As of last week, more than 37 million people in the U.S. have received their first dose of a Covid-19 vaccine, according to a tally by the Centers for Disease Control and Prevention.
Another 13 million people have received their second dose, fully completing their vaccination series against Covid-19.
With many already immunized against the virus, the questions are: When can we start to think about visiting family or planning a social gathering? Being vaccinated can ease anxiety about going out, but even people who have had both doses of either the Pfizer or Moderna vaccine will still need to follow public health guidance of wearing a well-fitted mask and social distancing.
“Fully vaccinated” means at least two weeks have passed since a person has received the second dose of a two-dose vaccine or one dose of a single-dose vaccine.
NBC News asked vaccine experts what they would feel comfortable doing once fully vaccinated.
Is it safe to visit family?
Dr. Anthony Fauci, one of the nation’s leading public health advisers, told Savannah Guthrie on NBC’s “TODAY” show that he is often asked if it’s safe to get together without some of the public health measures like masking and social distancing.
“The answer, ultimately, is going to be yes,” he said during the interview Thursday.
However, that’s if everyone in the group is fully vaccinated. Fauci urged more caution if only one party has received the vaccine, since people who have been vaccinated could potentially harbor virus in their nose and transmit it to others.
“That’s the reason why we say, until we have the overwhelming majority of people vaccinated, and the level of virus is very low, if you’re vaccinated, it would be prudent to wear a mask,” Fauci said.
While we don’t yet know the extent of how much the vaccine limits transmission, early data from Moderna and AstraZeneca suggests a modest protection against asymptomatic infection, and therefore a lower ability to spread the virus.
“We don’t know so much about whether or not [the vaccines] are able to prevent infection, meaning you might become infected and unwittingly transmitted to others,” said William Hanage, an associate professor of epidemiology at Harvard T.H. Chan School of Public Health. “That’s something we are still learning about.”
While these vaccines are some of the greatest scientific achievements Hanage has seen in his career, immediately going back to pre-pandemic life is not a good idea, he cautioned.
Like Fauci, Hanage agreed that if both he and his older family members had received the vaccine he would feel safe giving them a hug — but only if both parties had completed their vaccine series.
“One of the best things about the vaccine is as it’s rolled out to people who are older and more vulnerable to disease, it’s going to be much easier to have contact with them,” Hanage said.

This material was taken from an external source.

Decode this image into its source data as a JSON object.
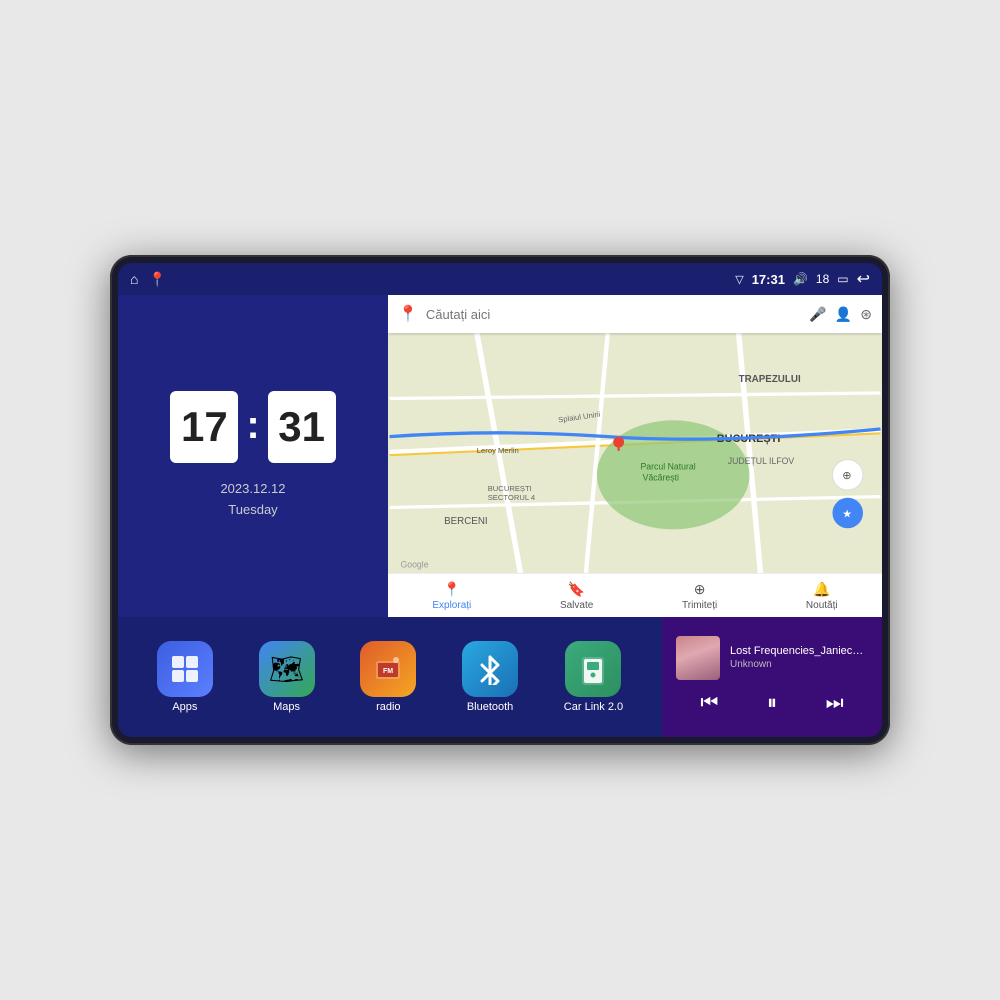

Dr. Jay Varkey, an associate professor of infectious disease at Emory University in Atlanta, said that while he has completed his vaccine series and his parents are close to doing the same, he would only feel safe giving them a hug if community transmission rates are low. He added that if his older family members were essential workers, he would give it even more time.
“If my family members were out and about in the community as essential workers, having to work in factories or in school settings where they’re intermixed with many other people, many of whom are not vaccinated, I would hold off a little bit longer,” Varkey said.
Is it safe to gather indoors?
Infectious disease experts also had differing opinions on whether they would feel safe gathering indoors with friends.
Dr. Peter Chin-Hong, an infectious disease physician at UCSF Health, has suggested the formation of “immunity bubbles” with other members who have also been vaccinated. Within the bubble, friends and family who are fully vaccinated can gather without masks or social distancing.
For example, Chin-Hong has a group of five to seven colleagues at work who have completed their vaccine series and is looking forward to having them over for dinner. Within these bubbles, it is safe to gather without masks and social distancing.
“We would wear masks before entering my home or dinner space but once in there, I think I’d feel comfortable with everyone taking the masks off, sitting around the table, watching a football game or listening to music,” Chin-Hong told NBC News on Thursday during a “Doc to Doc” Facebook Live interview with senior medical correspondent Dr. John Torres. “These are all things that I’ve deferred for more than a year, and I can’t wait to do that.”
Hanage urged a little more caution with gathering indoors without masks temporarily, until the virus becomes more under control in the community.
“We are going to need to keep an eye on this virus. It’s very sneaky, so be cautious,” Hanage said. “If I were in that situation, I’d keep my mask on for now, but I would be looking forward to taking it off.”
While experts had differing opinions on what is safe after being vaccinated, they all agreed on one thing: Don’t lose the mask when in out in public settings.
“Other people don’t know you’ve been vaccinated, so by wearing a mask you’re showing that whether or not you’re vaccinated, you’re still looking out for them,” Hanage said.